→ What you should do: Leave out the pictures and output the data verbatim.

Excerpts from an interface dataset
------------------------------------------------

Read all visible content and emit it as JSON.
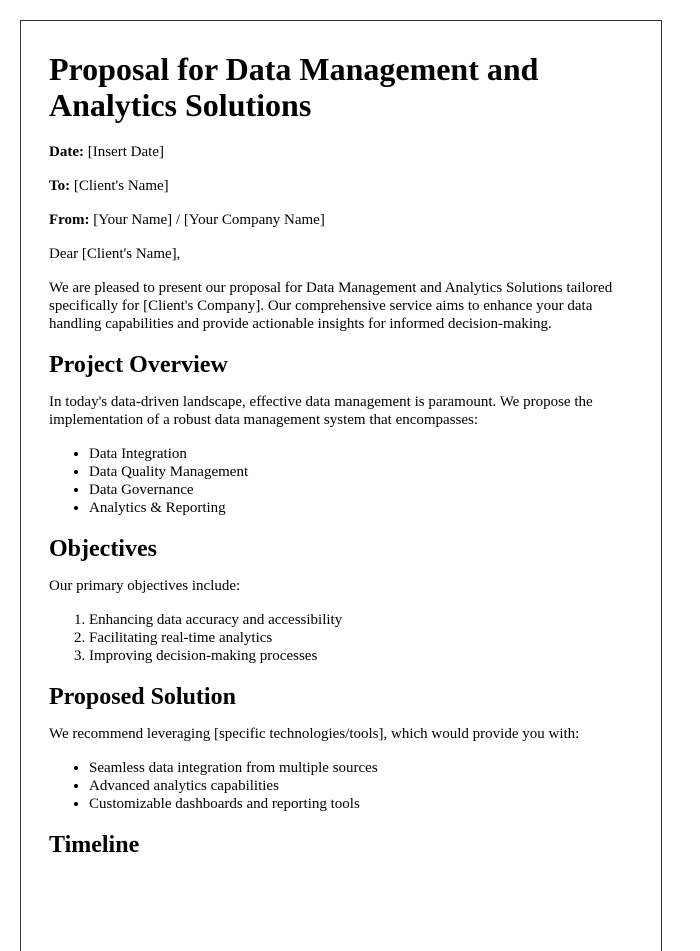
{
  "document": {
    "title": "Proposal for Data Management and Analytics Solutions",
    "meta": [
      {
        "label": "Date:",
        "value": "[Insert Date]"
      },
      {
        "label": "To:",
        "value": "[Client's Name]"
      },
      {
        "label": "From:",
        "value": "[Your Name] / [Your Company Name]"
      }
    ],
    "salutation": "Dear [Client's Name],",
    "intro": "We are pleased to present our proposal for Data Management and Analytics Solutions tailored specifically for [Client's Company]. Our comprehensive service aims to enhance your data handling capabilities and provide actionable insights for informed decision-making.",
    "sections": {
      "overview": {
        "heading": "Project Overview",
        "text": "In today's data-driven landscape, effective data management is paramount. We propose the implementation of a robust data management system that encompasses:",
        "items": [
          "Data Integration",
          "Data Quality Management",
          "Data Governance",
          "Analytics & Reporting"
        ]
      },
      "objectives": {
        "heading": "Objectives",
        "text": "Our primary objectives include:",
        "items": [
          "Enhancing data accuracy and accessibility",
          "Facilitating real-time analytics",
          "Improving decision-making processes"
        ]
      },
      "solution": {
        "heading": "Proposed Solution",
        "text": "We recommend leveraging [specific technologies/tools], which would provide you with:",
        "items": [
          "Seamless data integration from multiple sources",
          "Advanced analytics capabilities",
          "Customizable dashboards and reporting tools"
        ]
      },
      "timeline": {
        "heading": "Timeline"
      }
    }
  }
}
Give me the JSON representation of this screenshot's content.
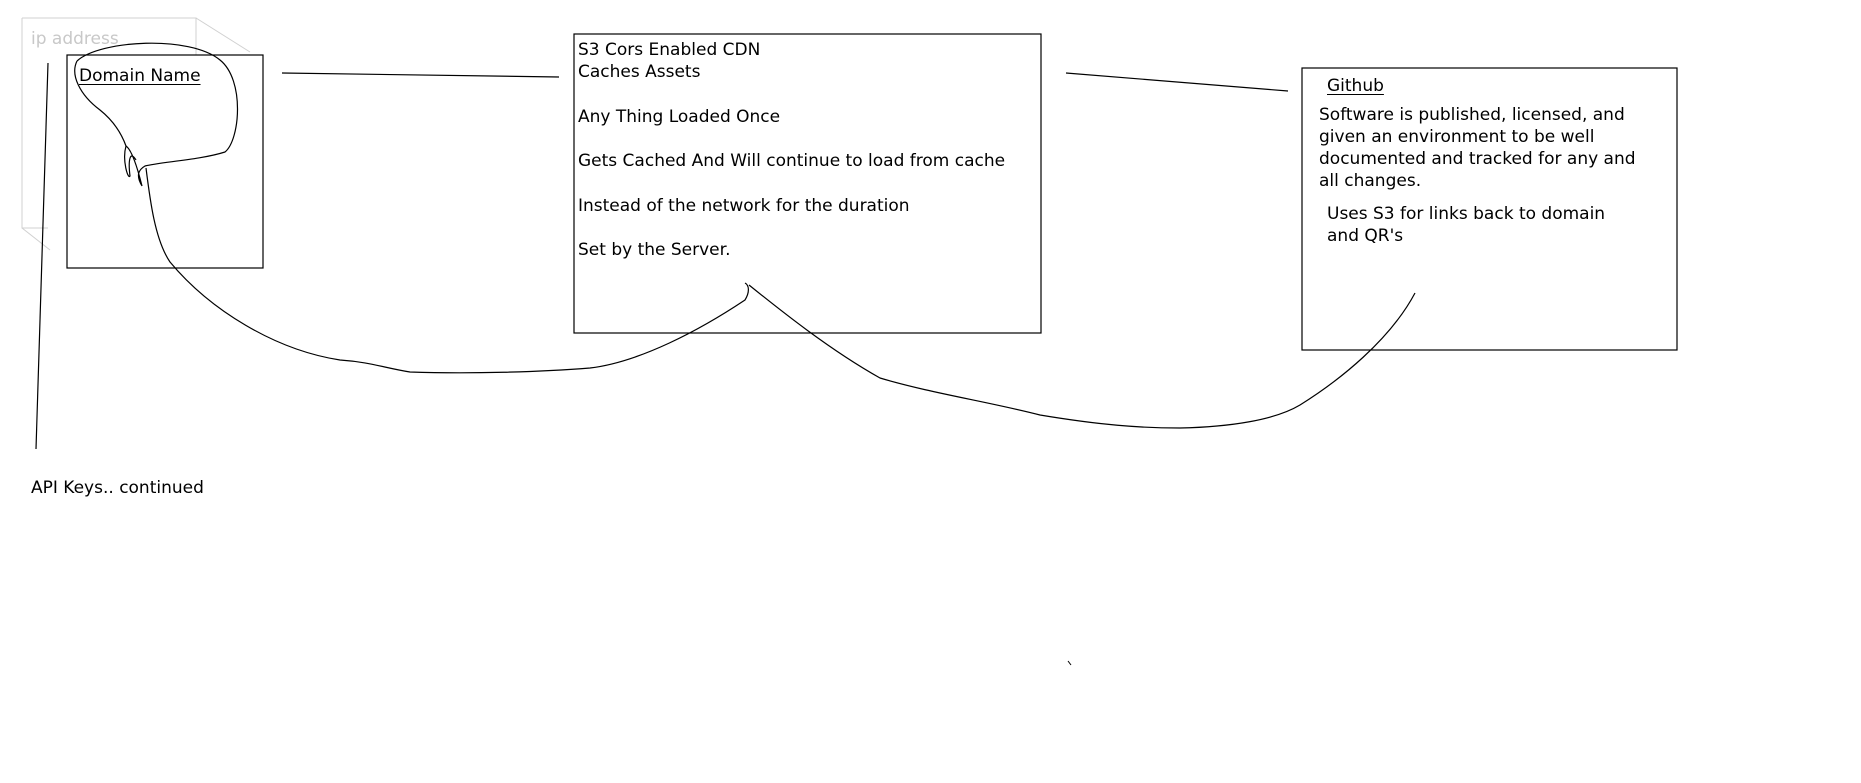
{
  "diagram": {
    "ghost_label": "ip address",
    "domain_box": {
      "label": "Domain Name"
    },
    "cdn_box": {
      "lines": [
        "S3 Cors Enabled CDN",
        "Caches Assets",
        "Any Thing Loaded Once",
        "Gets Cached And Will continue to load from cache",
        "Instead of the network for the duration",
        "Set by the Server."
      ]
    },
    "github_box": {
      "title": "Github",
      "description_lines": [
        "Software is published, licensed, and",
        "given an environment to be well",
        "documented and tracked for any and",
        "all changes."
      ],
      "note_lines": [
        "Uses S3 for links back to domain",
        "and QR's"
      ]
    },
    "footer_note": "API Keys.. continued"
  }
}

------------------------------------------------

→ Answer space:
Read all visible content and emit it as JSON.
{
  "document": {
    "title": "Proposal for Data Management and Analytics Solutions",
    "meta": [
      {
        "label": "Date:",
        "value": "[Insert Date]"
      },
      {
        "label": "To:",
        "value": "[Client's Name]"
      },
      {
        "label": "From:",
        "value": "[Your Name] / [Your Company Name]"
      }
    ],
    "salutation": "Dear [Client's Name],",
    "intro": "We are pleased to present our proposal for Data Management and Analytics Solutions tailored specifically for [Client's Company]. Our comprehensive service aims to enhance your data handling capabilities and provide actionable insights for informed decision-making.",
    "sections": {
      "overview": {
        "heading": "Project Overview",
        "text": "In today's data-driven landscape, effective data management is paramount. We propose the implementation of a robust data management system that encompasses:",
        "items": [
          "Data Integration",
          "Data Quality Management",
          "Data Governance",
          "Analytics & Reporting"
        ]
      },
      "objectives": {
        "heading": "Objectives",
        "text": "Our primary objectives include:",
        "items": [
          "Enhancing data accuracy and accessibility",
          "Facilitating real-time analytics",
          "Improving decision-making processes"
        ]
      },
      "solution": {
        "heading": "Proposed Solution",
        "text": "We recommend leveraging [specific technologies/tools], which would provide you with:",
        "items": [
          "Seamless data integration from multiple sources",
          "Advanced analytics capabilities",
          "Customizable dashboards and reporting tools"
        ]
      },
      "timeline": {
        "heading": "Timeline"
      }
    }
  }
}
Give me the JSON representation of this screenshot's content.
{
  "diagram": {
    "ghost_label": "ip address",
    "domain_box": {
      "label": "Domain Name"
    },
    "cdn_box": {
      "lines": [
        "S3 Cors Enabled CDN",
        "Caches Assets",
        "Any Thing Loaded Once",
        "Gets Cached And Will continue to load from cache",
        "Instead of the network for the duration",
        "Set by the Server."
      ]
    },
    "github_box": {
      "title": "Github",
      "description_lines": [
        "Software is published, licensed, and",
        "given an environment to be well",
        "documented and tracked for any and",
        "all changes."
      ],
      "note_lines": [
        "Uses S3 for links back to domain",
        "and QR's"
      ]
    },
    "footer_note": "API Keys.. continued"
  }
}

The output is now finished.